[Data shown]

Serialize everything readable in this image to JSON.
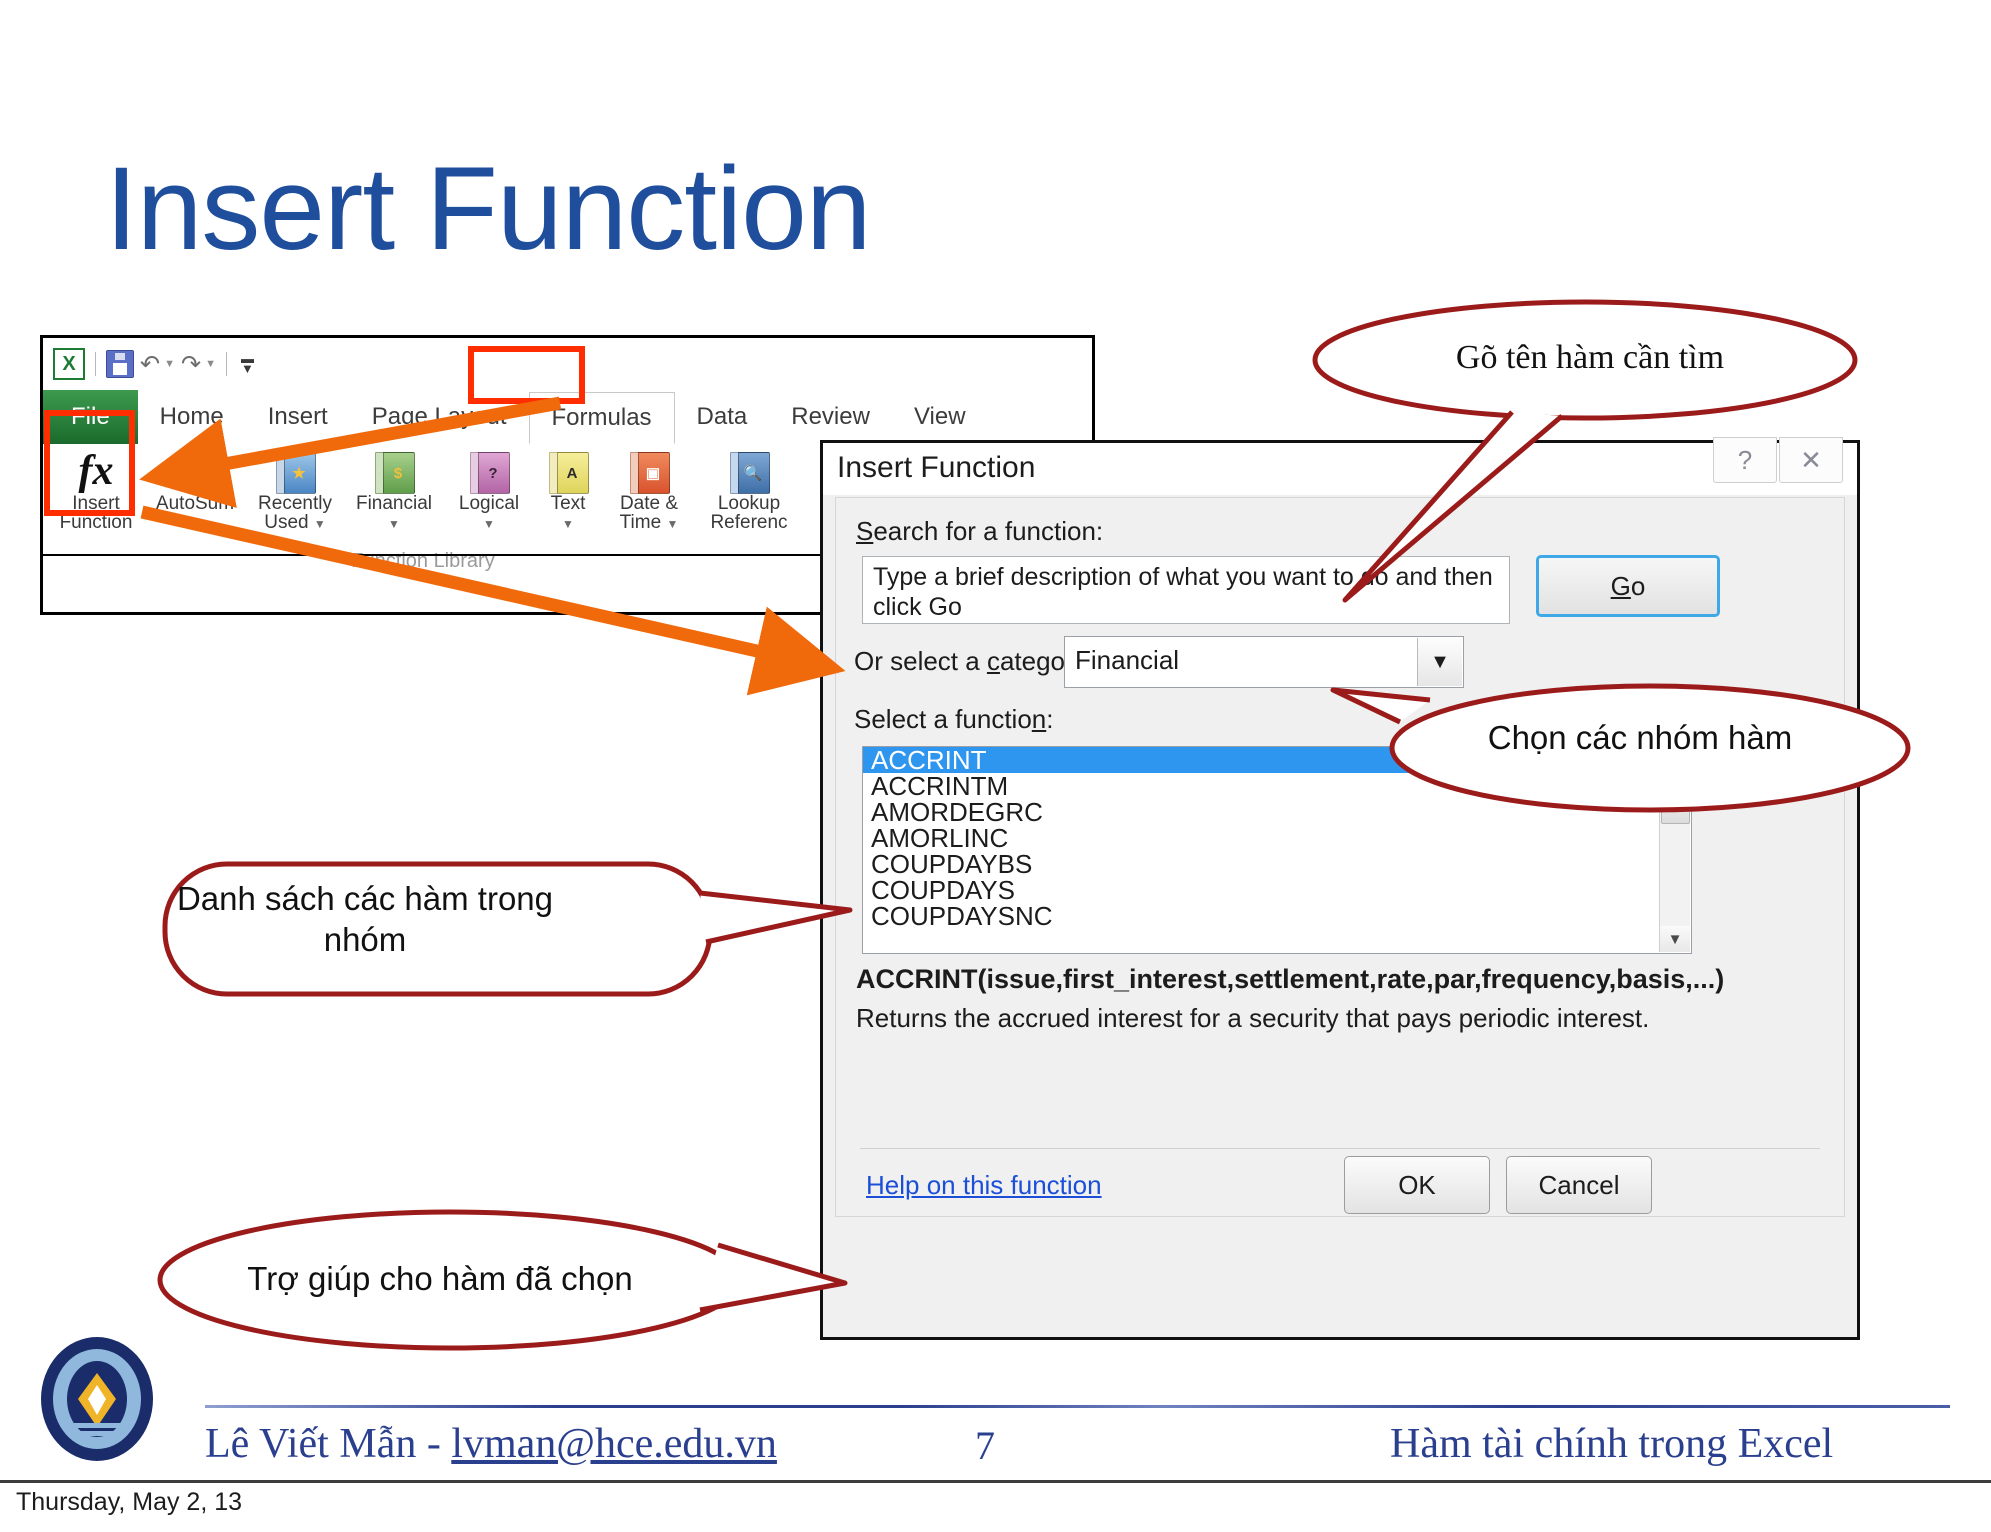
{
  "slide": {
    "title": "Insert Function",
    "date_stamp": "Thursday, May 2, 13",
    "page_number": "7"
  },
  "footer": {
    "author": "Lê Viết Mẫn - ",
    "email": "lvman@hce.edu.vn",
    "right_title": "Hàm tài chính trong Excel"
  },
  "excel": {
    "quick_access": {
      "app_icon": "excel-icon",
      "save_icon": "save-icon",
      "undo_icon": "undo-icon",
      "redo_icon": "redo-icon",
      "customize_icon": "customize-qat-icon"
    },
    "tabs": [
      {
        "label": "File",
        "state": "file"
      },
      {
        "label": "Home",
        "state": "normal"
      },
      {
        "label": "Insert",
        "state": "normal"
      },
      {
        "label": "Page Layout",
        "state": "normal"
      },
      {
        "label": "Formulas",
        "state": "active"
      },
      {
        "label": "Data",
        "state": "normal"
      },
      {
        "label": "Review",
        "state": "normal"
      },
      {
        "label": "View",
        "state": "normal"
      }
    ],
    "group_label": "Function Library",
    "ribbon_items": [
      {
        "label": "Insert\nFunction",
        "icon": "fx-icon",
        "caret": false
      },
      {
        "label": "AutoSum",
        "icon": "sigma-icon",
        "caret": true
      },
      {
        "label": "Recently\nUsed",
        "icon": "recently-used-book-icon",
        "caret": true
      },
      {
        "label": "Financial",
        "icon": "financial-book-icon",
        "caret": true
      },
      {
        "label": "Logical",
        "icon": "logical-book-icon",
        "caret": true
      },
      {
        "label": "Text",
        "icon": "text-book-icon",
        "caret": true
      },
      {
        "label": "Date &\nTime",
        "icon": "date-time-book-icon",
        "caret": true
      },
      {
        "label": "Lookup &\nReference",
        "icon": "lookup-reference-book-icon",
        "caret": true
      }
    ]
  },
  "dialog": {
    "title": "Insert Function",
    "help_button": "?",
    "close_button": "✕",
    "search_label": "Search for a function:",
    "search_value": "Type a brief description of what you want to do and then click Go",
    "go_button": "Go",
    "category_label": "Or select a category:",
    "category_value": "Financial",
    "dropdown_icon": "chevron-down-icon",
    "function_list_label": "Select a function:",
    "functions": [
      "ACCRINT",
      "ACCRINTM",
      "AMORDEGRC",
      "AMORLINC",
      "COUPDAYBS",
      "COUPDAYS",
      "COUPDAYSNC"
    ],
    "selected_function": "ACCRINT",
    "function_signature": "ACCRINT(issue,first_interest,settlement,rate,par,frequency,basis,...)",
    "function_description": "Returns the accrued interest for a security that pays periodic interest.",
    "help_link": "Help on this function",
    "ok_button": "OK",
    "cancel_button": "Cancel"
  },
  "annotations": {
    "type_name": "Gõ tên hàm cần tìm",
    "choose_category": "Chọn các nhóm hàm",
    "function_list": "Danh sách các hàm trong nhóm",
    "help_for_function": "Trợ giúp cho hàm đã chọn"
  },
  "colors": {
    "title_blue": "#1F4E9C",
    "highlight_red": "#FF2D00",
    "arrow_orange": "#F0690A",
    "callout_maroon": "#9B1B1B",
    "selection_blue": "#2F96EF",
    "link_blue": "#1B4FD8",
    "footer_blue": "#2B3F8F"
  }
}
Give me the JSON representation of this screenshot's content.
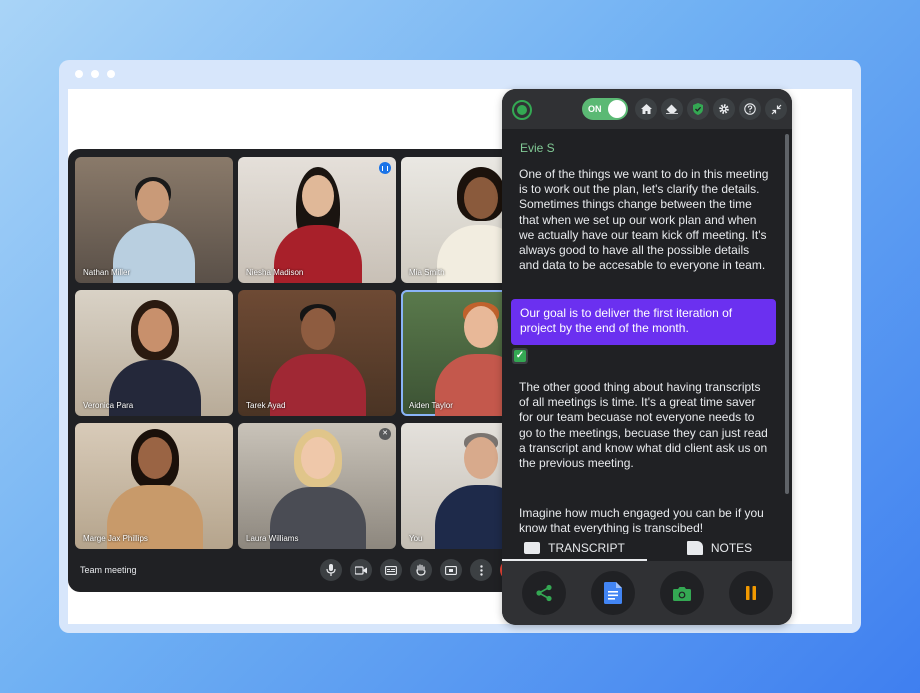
{
  "meet": {
    "title": "Team meeting",
    "participants": [
      {
        "name": "Nathan Miller"
      },
      {
        "name": "Niesha Madison"
      },
      {
        "name": "Mia Smith"
      },
      {
        "name": "Veronica Para"
      },
      {
        "name": "Tarek Ayad"
      },
      {
        "name": "Aiden Taylor"
      },
      {
        "name": "Marge Jax Phillips"
      },
      {
        "name": "Laura Williams"
      },
      {
        "name": "You"
      }
    ],
    "controls": [
      "mic-icon",
      "camera-icon",
      "captions-icon",
      "raise-hand-icon",
      "present-icon",
      "more-icon",
      "end-call-icon"
    ]
  },
  "panel": {
    "toggle_label": "ON",
    "speaker": "Evie S",
    "paragraph_1": "One of the things we want to do in this meeting is to work out the plan, let's clarify the details. Sometimes things change between the time that when we set up our work plan and when we actually have our team kick off meeting. It's always good to have all the possible details and data to be accesable to everyone in team.",
    "highlight": "Our goal is to deliver the first iteration of project by the end of the month.",
    "paragraph_2": "The other good thing about having transcripts of all meetings is time. It's a great time saver for our team becuase not everyone needs to go to the meetings, becuase they can just read a transcript and know what did client ask us on the previous meeting.",
    "paragraph_3": "Imagine how much engaged you can be if you know that everything is transcibed!",
    "tabs": {
      "transcript": "TRANSCRIPT",
      "notes": "NOTES"
    }
  },
  "colors": {
    "accent_green": "#34a853",
    "highlight_purple": "#6b30f0",
    "pause_orange": "#f29900",
    "docs_blue": "#4285f4"
  }
}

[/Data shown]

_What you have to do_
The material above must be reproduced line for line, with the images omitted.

_Solution_
Serialize everything readable in this image to JSON.
{
  "slide": {
    "title": "Insert Function",
    "date_stamp": "Thursday, May 2, 13",
    "page_number": "7"
  },
  "footer": {
    "author": "Lê Viết Mẫn - ",
    "email": "lvman@hce.edu.vn",
    "right_title": "Hàm tài chính trong Excel"
  },
  "excel": {
    "quick_access": {
      "app_icon": "excel-icon",
      "save_icon": "save-icon",
      "undo_icon": "undo-icon",
      "redo_icon": "redo-icon",
      "customize_icon": "customize-qat-icon"
    },
    "tabs": [
      {
        "label": "File",
        "state": "file"
      },
      {
        "label": "Home",
        "state": "normal"
      },
      {
        "label": "Insert",
        "state": "normal"
      },
      {
        "label": "Page Layout",
        "state": "normal"
      },
      {
        "label": "Formulas",
        "state": "active"
      },
      {
        "label": "Data",
        "state": "normal"
      },
      {
        "label": "Review",
        "state": "normal"
      },
      {
        "label": "View",
        "state": "normal"
      }
    ],
    "group_label": "Function Library",
    "ribbon_items": [
      {
        "label": "Insert\nFunction",
        "icon": "fx-icon",
        "caret": false
      },
      {
        "label": "AutoSum",
        "icon": "sigma-icon",
        "caret": true
      },
      {
        "label": "Recently\nUsed",
        "icon": "recently-used-book-icon",
        "caret": true
      },
      {
        "label": "Financial",
        "icon": "financial-book-icon",
        "caret": true
      },
      {
        "label": "Logical",
        "icon": "logical-book-icon",
        "caret": true
      },
      {
        "label": "Text",
        "icon": "text-book-icon",
        "caret": true
      },
      {
        "label": "Date &\nTime",
        "icon": "date-time-book-icon",
        "caret": true
      },
      {
        "label": "Lookup &\nReference",
        "icon": "lookup-reference-book-icon",
        "caret": true
      }
    ]
  },
  "dialog": {
    "title": "Insert Function",
    "help_button": "?",
    "close_button": "✕",
    "search_label": "Search for a function:",
    "search_value": "Type a brief description of what you want to do and then click Go",
    "go_button": "Go",
    "category_label": "Or select a category:",
    "category_value": "Financial",
    "dropdown_icon": "chevron-down-icon",
    "function_list_label": "Select a function:",
    "functions": [
      "ACCRINT",
      "ACCRINTM",
      "AMORDEGRC",
      "AMORLINC",
      "COUPDAYBS",
      "COUPDAYS",
      "COUPDAYSNC"
    ],
    "selected_function": "ACCRINT",
    "function_signature": "ACCRINT(issue,first_interest,settlement,rate,par,frequency,basis,...)",
    "function_description": "Returns the accrued interest for a security that pays periodic interest.",
    "help_link": "Help on this function",
    "ok_button": "OK",
    "cancel_button": "Cancel"
  },
  "annotations": {
    "type_name": "Gõ tên hàm cần tìm",
    "choose_category": "Chọn các nhóm hàm",
    "function_list": "Danh sách các hàm trong nhóm",
    "help_for_function": "Trợ giúp cho hàm đã chọn"
  },
  "colors": {
    "title_blue": "#1F4E9C",
    "highlight_red": "#FF2D00",
    "arrow_orange": "#F0690A",
    "callout_maroon": "#9B1B1B",
    "selection_blue": "#2F96EF",
    "link_blue": "#1B4FD8",
    "footer_blue": "#2B3F8F"
  }
}
Give me the JSON representation of this screenshot's content.
{
  "meet": {
    "title": "Team meeting",
    "participants": [
      {
        "name": "Nathan Miller"
      },
      {
        "name": "Niesha Madison"
      },
      {
        "name": "Mia Smith"
      },
      {
        "name": "Veronica Para"
      },
      {
        "name": "Tarek Ayad"
      },
      {
        "name": "Aiden Taylor"
      },
      {
        "name": "Marge Jax Phillips"
      },
      {
        "name": "Laura Williams"
      },
      {
        "name": "You"
      }
    ],
    "controls": [
      "mic-icon",
      "camera-icon",
      "captions-icon",
      "raise-hand-icon",
      "present-icon",
      "more-icon",
      "end-call-icon"
    ]
  },
  "panel": {
    "toggle_label": "ON",
    "speaker": "Evie S",
    "paragraph_1": "One of the things we want to do in this meeting is to work out the plan, let's clarify the details. Sometimes things change between the time that when we set up our work plan and when we actually have our team kick off meeting. It's always good to have all the possible details and data to be accesable to everyone in team.",
    "highlight": "Our goal is to deliver the first iteration of project by the end of the month.",
    "paragraph_2": "The other good thing about having transcripts of all meetings is time. It's a great time saver for our team becuase not everyone needs to go to the meetings, becuase they can just read a transcript and know what did client ask us on the previous meeting.",
    "paragraph_3": "Imagine how much engaged you can be if you know that everything is transcibed!",
    "tabs": {
      "transcript": "TRANSCRIPT",
      "notes": "NOTES"
    }
  },
  "colors": {
    "accent_green": "#34a853",
    "highlight_purple": "#6b30f0",
    "pause_orange": "#f29900",
    "docs_blue": "#4285f4"
  }
}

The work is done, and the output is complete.